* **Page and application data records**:
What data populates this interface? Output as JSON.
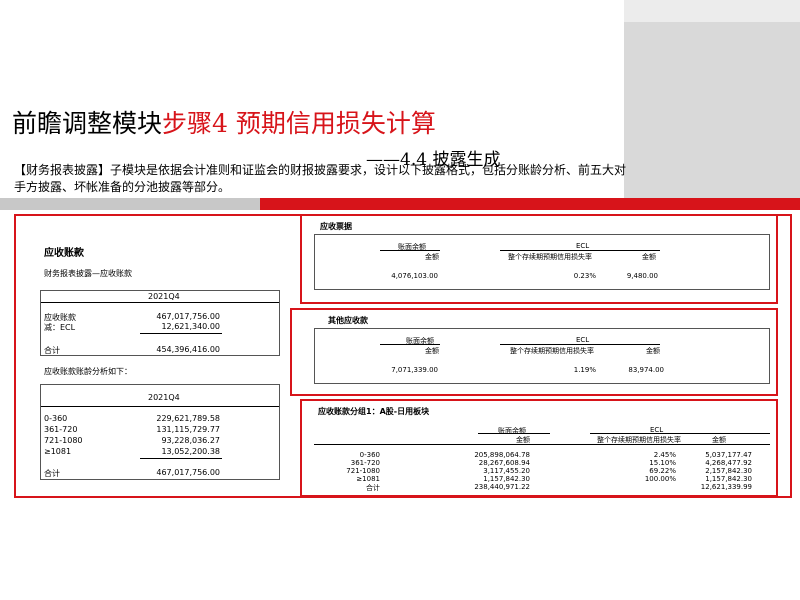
{
  "header": {
    "title_main": "前瞻调整模块",
    "title_step": "步骤4 预期信用损失计算",
    "subtitle": "——4.4 披露生成",
    "description": "【财务报表披露】子模块是依据会计准则和证监会的财报披露要求，设计以下披露格式，包括分账龄分析、前五大对手方披露、坏帐准备的分池披露等部分。"
  },
  "receivables": {
    "heading": "应收账款",
    "caption": "财务报表披露—应收账款",
    "period": "2021Q4",
    "rows": [
      {
        "label": "应收账款",
        "value": "467,017,756.00"
      },
      {
        "label": "减：ECL",
        "value": "12,621,340.00"
      },
      {
        "label": "合计",
        "value": "454,396,416.00"
      }
    ],
    "aging_caption": "应收账款账龄分析如下：",
    "aging_period": "2021Q4",
    "aging_rows": [
      {
        "label": "0-360",
        "value": "229,621,789.58"
      },
      {
        "label": "361-720",
        "value": "131,115,729.77"
      },
      {
        "label": "721-1080",
        "value": "93,228,036.27"
      },
      {
        "label": "≥1081",
        "value": "13,052,200.38"
      },
      {
        "label": "合计",
        "value": "467,017,756.00"
      }
    ]
  },
  "notes_receivable": {
    "heading": "应收票据",
    "col_book": "账面余额",
    "col_ecl": "ECL",
    "sub_amount": "金额",
    "sub_rate": "整个存续期预期信用损失率",
    "sub_amount2": "金额",
    "book_value": "4,076,103.00",
    "rate": "0.23%",
    "ecl_amount": "9,480.00"
  },
  "other_receivables": {
    "heading": "其他应收款",
    "col_book": "账面余额",
    "col_ecl": "ECL",
    "sub_amount": "金额",
    "sub_rate": "整个存续期预期信用损失率",
    "sub_amount2": "金额",
    "book_value": "7,071,339.00",
    "rate": "1.19%",
    "ecl_amount": "83,974.00"
  },
  "pool_a": {
    "heading": "应收账款分组1：A股-日用板块",
    "col_book": "账面余额",
    "col_ecl": "ECL",
    "sub_amount": "金额",
    "sub_rate": "整个存续期预期信用损失率",
    "sub_amount2": "金额",
    "rows": [
      {
        "label": "0-360",
        "book": "205,898,064.78",
        "rate": "2.45%",
        "ecl": "5,037,177.47"
      },
      {
        "label": "361-720",
        "book": "28,267,608.94",
        "rate": "15.10%",
        "ecl": "4,268,477.92"
      },
      {
        "label": "721-1080",
        "book": "3,117,455.20",
        "rate": "69.22%",
        "ecl": "2,157,842.30"
      },
      {
        "label": "≥1081",
        "book": "1,157,842.30",
        "rate": "100.00%",
        "ecl": "1,157,842.30"
      },
      {
        "label": "合计",
        "book": "238,440,971.22",
        "rate": "",
        "ecl": "12,621,339.99"
      }
    ]
  }
}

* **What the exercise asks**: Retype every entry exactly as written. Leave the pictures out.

* **Your solution**:
What data populates this interface? Output as JSON.
{
  "header": {
    "title_main": "前瞻调整模块",
    "title_step": "步骤4 预期信用损失计算",
    "subtitle": "——4.4 披露生成",
    "description": "【财务报表披露】子模块是依据会计准则和证监会的财报披露要求，设计以下披露格式，包括分账龄分析、前五大对手方披露、坏帐准备的分池披露等部分。"
  },
  "receivables": {
    "heading": "应收账款",
    "caption": "财务报表披露—应收账款",
    "period": "2021Q4",
    "rows": [
      {
        "label": "应收账款",
        "value": "467,017,756.00"
      },
      {
        "label": "减：ECL",
        "value": "12,621,340.00"
      },
      {
        "label": "合计",
        "value": "454,396,416.00"
      }
    ],
    "aging_caption": "应收账款账龄分析如下：",
    "aging_period": "2021Q4",
    "aging_rows": [
      {
        "label": "0-360",
        "value": "229,621,789.58"
      },
      {
        "label": "361-720",
        "value": "131,115,729.77"
      },
      {
        "label": "721-1080",
        "value": "93,228,036.27"
      },
      {
        "label": "≥1081",
        "value": "13,052,200.38"
      },
      {
        "label": "合计",
        "value": "467,017,756.00"
      }
    ]
  },
  "notes_receivable": {
    "heading": "应收票据",
    "col_book": "账面余额",
    "col_ecl": "ECL",
    "sub_amount": "金额",
    "sub_rate": "整个存续期预期信用损失率",
    "sub_amount2": "金额",
    "book_value": "4,076,103.00",
    "rate": "0.23%",
    "ecl_amount": "9,480.00"
  },
  "other_receivables": {
    "heading": "其他应收款",
    "col_book": "账面余额",
    "col_ecl": "ECL",
    "sub_amount": "金额",
    "sub_rate": "整个存续期预期信用损失率",
    "sub_amount2": "金额",
    "book_value": "7,071,339.00",
    "rate": "1.19%",
    "ecl_amount": "83,974.00"
  },
  "pool_a": {
    "heading": "应收账款分组1：A股-日用板块",
    "col_book": "账面余额",
    "col_ecl": "ECL",
    "sub_amount": "金额",
    "sub_rate": "整个存续期预期信用损失率",
    "sub_amount2": "金额",
    "rows": [
      {
        "label": "0-360",
        "book": "205,898,064.78",
        "rate": "2.45%",
        "ecl": "5,037,177.47"
      },
      {
        "label": "361-720",
        "book": "28,267,608.94",
        "rate": "15.10%",
        "ecl": "4,268,477.92"
      },
      {
        "label": "721-1080",
        "book": "3,117,455.20",
        "rate": "69.22%",
        "ecl": "2,157,842.30"
      },
      {
        "label": "≥1081",
        "book": "1,157,842.30",
        "rate": "100.00%",
        "ecl": "1,157,842.30"
      },
      {
        "label": "合计",
        "book": "238,440,971.22",
        "rate": "",
        "ecl": "12,621,339.99"
      }
    ]
  }
}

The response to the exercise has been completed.